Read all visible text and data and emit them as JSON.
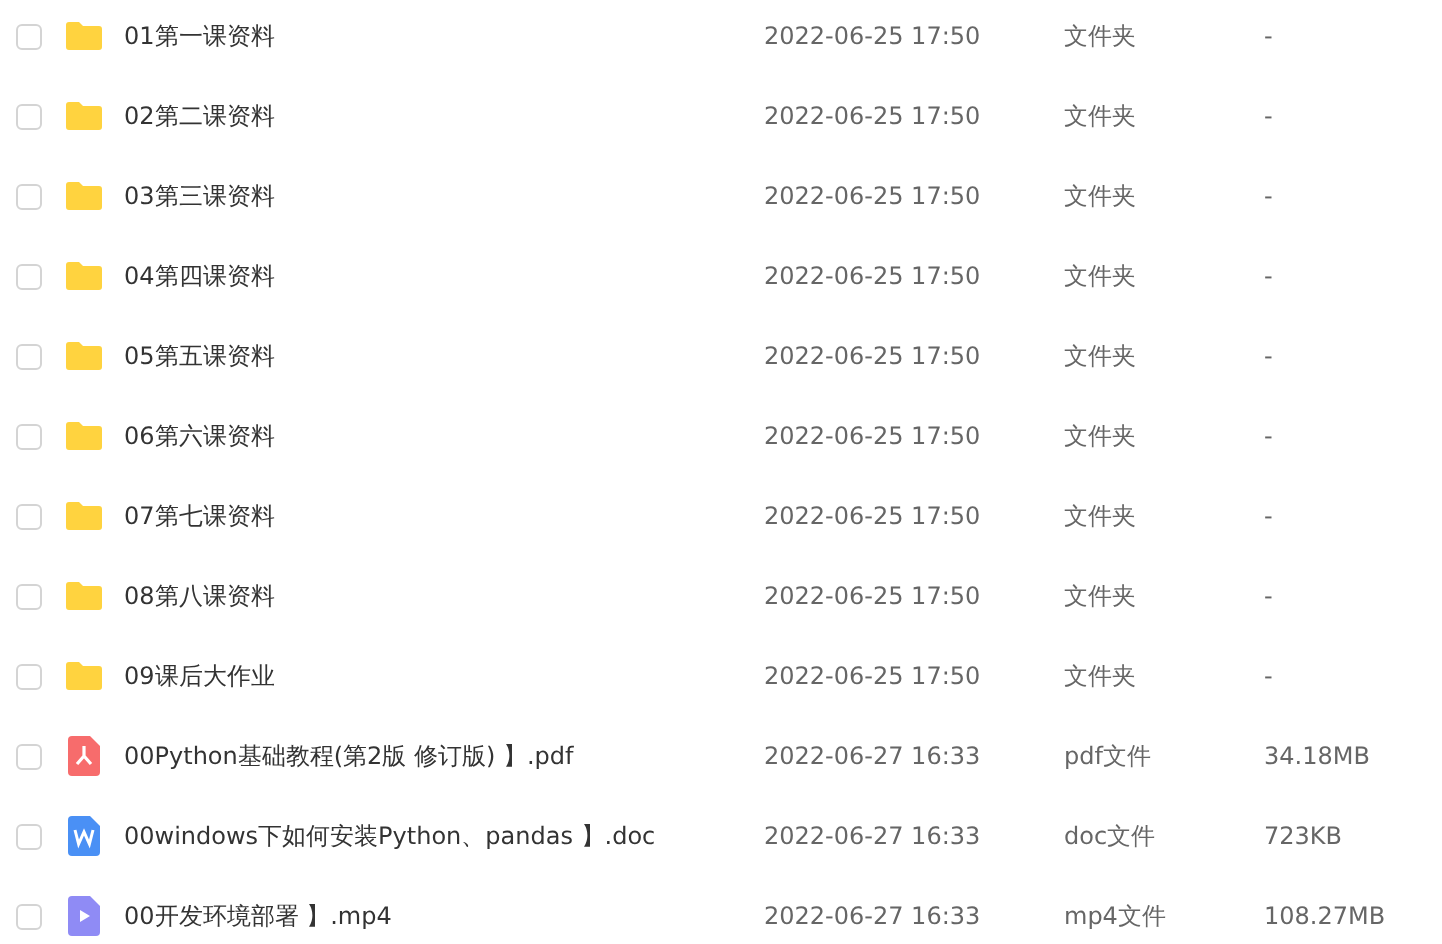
{
  "files": [
    {
      "kind": "folder",
      "name": "01第一课资料",
      "modified": "2022-06-25 17:50",
      "type": "文件夹",
      "size": "-",
      "checked": false
    },
    {
      "kind": "folder",
      "name": "02第二课资料",
      "modified": "2022-06-25 17:50",
      "type": "文件夹",
      "size": "-",
      "checked": false
    },
    {
      "kind": "folder",
      "name": "03第三课资料",
      "modified": "2022-06-25 17:50",
      "type": "文件夹",
      "size": "-",
      "checked": false
    },
    {
      "kind": "folder",
      "name": "04第四课资料",
      "modified": "2022-06-25 17:50",
      "type": "文件夹",
      "size": "-",
      "checked": false
    },
    {
      "kind": "folder",
      "name": "05第五课资料",
      "modified": "2022-06-25 17:50",
      "type": "文件夹",
      "size": "-",
      "checked": false
    },
    {
      "kind": "folder",
      "name": "06第六课资料",
      "modified": "2022-06-25 17:50",
      "type": "文件夹",
      "size": "-",
      "checked": false
    },
    {
      "kind": "folder",
      "name": "07第七课资料",
      "modified": "2022-06-25 17:50",
      "type": "文件夹",
      "size": "-",
      "checked": false
    },
    {
      "kind": "folder",
      "name": "08第八课资料",
      "modified": "2022-06-25 17:50",
      "type": "文件夹",
      "size": "-",
      "checked": false
    },
    {
      "kind": "folder",
      "name": "09课后大作业",
      "modified": "2022-06-25 17:50",
      "type": "文件夹",
      "size": "-",
      "checked": false
    },
    {
      "kind": "pdf",
      "name": "00Python基础教程(第2版 修订版) 】.pdf",
      "modified": "2022-06-27 16:33",
      "type": "pdf文件",
      "size": "34.18MB",
      "checked": false
    },
    {
      "kind": "doc",
      "name": "00windows下如何安装Python、pandas 】.doc",
      "modified": "2022-06-27 16:33",
      "type": "doc文件",
      "size": "723KB",
      "checked": false
    },
    {
      "kind": "video",
      "name": "00开发环境部署 】.mp4",
      "modified": "2022-06-27 16:33",
      "type": "mp4文件",
      "size": "108.27MB",
      "checked": false
    }
  ]
}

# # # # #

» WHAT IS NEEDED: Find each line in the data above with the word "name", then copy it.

» RESULT:
      "name": "01第一课资料",
      "name": "02第二课资料",
      "name": "03第三课资料",
      "name": "04第四课资料",
      "name": "05第五课资料",
      "name": "06第六课资料",
      "name": "07第七课资料",
      "name": "08第八课资料",
      "name": "09课后大作业",
      "name": "00Python基础教程(第2版 修订版) 】.pdf",
      "name": "00windows下如何安装Python、pandas 】.doc",
      "name": "00开发环境部署 】.mp4",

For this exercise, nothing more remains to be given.